Exercise prompt:
Among the lines below, some may hold the word "kind"; state how many do, giving only the number.

-- Extracted material follows --

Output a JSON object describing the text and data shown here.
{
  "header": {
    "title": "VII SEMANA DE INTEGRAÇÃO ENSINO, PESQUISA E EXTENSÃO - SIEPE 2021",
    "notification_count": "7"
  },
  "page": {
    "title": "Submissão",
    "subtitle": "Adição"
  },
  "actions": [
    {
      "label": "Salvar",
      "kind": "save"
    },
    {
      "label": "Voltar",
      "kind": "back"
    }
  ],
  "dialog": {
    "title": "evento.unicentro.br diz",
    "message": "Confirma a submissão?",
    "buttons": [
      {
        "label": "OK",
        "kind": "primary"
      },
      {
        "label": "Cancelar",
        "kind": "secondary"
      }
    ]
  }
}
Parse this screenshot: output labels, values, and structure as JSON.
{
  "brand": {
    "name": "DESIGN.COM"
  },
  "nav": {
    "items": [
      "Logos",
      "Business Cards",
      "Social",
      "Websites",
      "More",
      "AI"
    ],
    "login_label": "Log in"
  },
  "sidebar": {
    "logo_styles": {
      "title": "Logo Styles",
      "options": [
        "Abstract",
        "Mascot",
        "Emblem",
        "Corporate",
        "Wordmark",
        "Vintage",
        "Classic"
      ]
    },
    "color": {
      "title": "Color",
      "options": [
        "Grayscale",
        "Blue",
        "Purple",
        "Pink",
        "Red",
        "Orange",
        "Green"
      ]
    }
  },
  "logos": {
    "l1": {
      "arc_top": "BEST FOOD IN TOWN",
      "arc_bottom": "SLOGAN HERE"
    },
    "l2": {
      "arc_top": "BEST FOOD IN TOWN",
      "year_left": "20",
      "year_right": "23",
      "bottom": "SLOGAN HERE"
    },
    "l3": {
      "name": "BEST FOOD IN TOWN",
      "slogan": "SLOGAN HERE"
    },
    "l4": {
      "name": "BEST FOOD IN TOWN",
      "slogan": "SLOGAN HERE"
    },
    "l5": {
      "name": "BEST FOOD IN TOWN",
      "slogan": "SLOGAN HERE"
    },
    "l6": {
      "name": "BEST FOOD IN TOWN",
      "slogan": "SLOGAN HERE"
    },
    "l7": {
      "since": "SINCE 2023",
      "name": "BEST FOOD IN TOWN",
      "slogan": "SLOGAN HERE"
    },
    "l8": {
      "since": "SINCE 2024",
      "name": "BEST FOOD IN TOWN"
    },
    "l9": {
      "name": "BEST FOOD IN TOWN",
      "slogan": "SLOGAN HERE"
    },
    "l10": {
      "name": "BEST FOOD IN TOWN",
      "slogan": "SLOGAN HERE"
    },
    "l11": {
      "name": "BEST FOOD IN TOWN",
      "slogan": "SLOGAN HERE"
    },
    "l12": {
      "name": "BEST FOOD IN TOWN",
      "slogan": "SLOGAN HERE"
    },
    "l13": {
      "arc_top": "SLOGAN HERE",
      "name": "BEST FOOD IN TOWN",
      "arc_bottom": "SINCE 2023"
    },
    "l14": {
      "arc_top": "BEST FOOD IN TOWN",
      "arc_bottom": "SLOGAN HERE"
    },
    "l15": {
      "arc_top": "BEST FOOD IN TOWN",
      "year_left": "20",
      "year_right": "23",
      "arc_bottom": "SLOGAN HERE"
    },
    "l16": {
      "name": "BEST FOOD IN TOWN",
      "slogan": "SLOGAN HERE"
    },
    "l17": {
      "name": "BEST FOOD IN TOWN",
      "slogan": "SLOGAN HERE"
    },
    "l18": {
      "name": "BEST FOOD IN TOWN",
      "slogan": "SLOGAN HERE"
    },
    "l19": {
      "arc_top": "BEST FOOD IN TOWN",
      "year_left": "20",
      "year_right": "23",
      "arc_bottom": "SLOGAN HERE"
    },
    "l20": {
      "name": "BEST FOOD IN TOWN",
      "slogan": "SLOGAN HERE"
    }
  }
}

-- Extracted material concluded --

Response area:
4